The Ku Klux Klan (KKK), Alcohol, & Prohibition
by David J. Hanson, Ph.D.
One of the major supporters of National Prohibition of alcohol in the U.S. (1920-1933) was the anti-alcohol Ku Klux Klan (KKK).
- The Ku Klux Klan was “revived in Atlanta in 1915 to defend Prohibition,” which existed in Georgia at that time.* 1
- “Prohibition became one of the Klan’s leading issues” 2 and the Klan strongly supported both Prohibition and its strict enforcement. 3
- The Ku Klux Klan “adopted prohibition as a central rallying cry.” 4
- “Enforcing Prohibition was a cornerstone of the KKK’s ‘reform’ agenda.” 5
- “Enforcement of Prohibition, in fact, was a central, and perhaps the strongest, goal of the Ku Klux Klan.” 6
- “Demon Rum (and the support of Prohibition) was the most obsessive issue on the Klan mind next to the pope.” 7
- The KKK’s “support for Prohibition represented the single most important bond between Klansmen throughout the nation..” 8 (Emphasis in original.)
- Because it so strongly “opposed the sale of alcohol,” 9 the new Klan “attacked bootlegging.” 10
- “The Klan's resurgence in the 1920s partially stemmed from their role as the extreme militant wing of the temperance movement. In Arkansas, as elsewhere, the newly formed Ku Klux Klan marked bootleggers as one of the groups that needed to be purged from a morally upright community. In 1922, 200 Klansmen torched saloons that had sprung up in Union County in the wake of the oil discovery boom. The national Klan office ended up in Dallas, Texas, but Little Rock was the home of the Women of the Ku Klux Klan.

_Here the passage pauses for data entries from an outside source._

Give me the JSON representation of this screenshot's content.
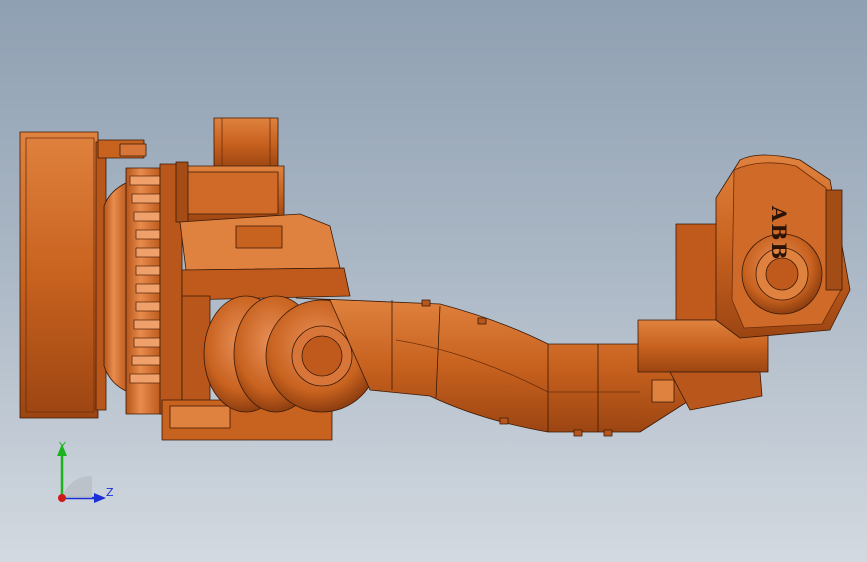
{
  "viewport": {
    "background_top": "#8fa0b2",
    "background_bottom": "#d3d9e0"
  },
  "model": {
    "brand_label": "ABB",
    "body_color": "#c8621f",
    "highlight_color": "#e58a4a",
    "shadow_color": "#8a3c10",
    "edge_color": "#3a1a08"
  },
  "triad": {
    "y_label": "Y",
    "z_label": "Z",
    "y_color": "#1db31d",
    "z_color": "#1a2fd6",
    "x_color": "#d01818"
  }
}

The first head of this female auxiliary was a former president of the Arkansas WCTU.” 11
The rapid growth of the new Klan probably reflected the fact that “It promised to reform politics, to enforce prohibition, and to champion traditional morality.” 22
- There was much interaction and overlap in membership between the Klan and other prohibition supporters. For example, a top leader of the Klan, Edward Young Clarke, raised funds for both the Klan and the Anti-Saloon League. 12
- Its enforcement of prohibition was one of the factors “most responsible for the Klan’s great popularity” in some states and communities. 13
- The KKK challenged bootleggers by organizing armed patrols to intercept shipments of alcohol. 14
- “The Ku Klux Klan associated itself with the campaign against alcohol…. One of the major KKK activities in the 1920s was rooting out bootleggers and breaking up speakeasies.” 15
- “widespread were Klan efforts to put bootleggers out of business.” 16
- On occasion, Ku Klux Klan tarred, feathered and ran bootleggers out of town. 17
- Some bootleggers would have preferred being tarred and feathered. “In ‘Bloody Williamson,’ a county in far southern Illinois, battles between the operators of wide-open taverns and the ‘dry’ Ku Klux Klan killed 14 people in 1924-25.” 18
- Although Prohibition became increasingly unpopular with the passage of time, the KKK strongly and actively opposed its repeal. 19
Prohibitionists often advocated strong measures against those who did not comply with Prohibition. One suggested that the government distribute poisoned alcohol beverages through bootleggers (sellers of illegal alcohol) and acknowledged that several hundred thousand Americans would die as a result, but thought the cost well worth the enforcement of Prohibition. Others suggested that those who drank should be:
In the 1920s, over 25 percent of native-born men in the entire state of Indiana were official members of the Ku Klux Klan. The Klan’s membership was many times larger than any of the popular veterans' organizations and was even larger than the Methodist church, the state's biggest Protestant denomination. And women‘s auxiliaries added even more members. 21
- hung by the tongue beneath an airplane and flown over the country
- exiled to concentration camps in the Aleutian Islands
- excluded from any and all churches
- forbidden to marry
- placed in bottle-shaped cages in public squares
- forced to swallow two ounces of caster oil
- executed, as well as their progeny to the fourth generation. 20
The anti-alcohol sentiment of the KKK (although not its methods) is now carried forward by a number of neo-temperance groups.
* Needles to say, the new Klan was also anti-African American, anti-Semitic, anti-Catholic and anti-immigrant.
Filed Under: Prohibition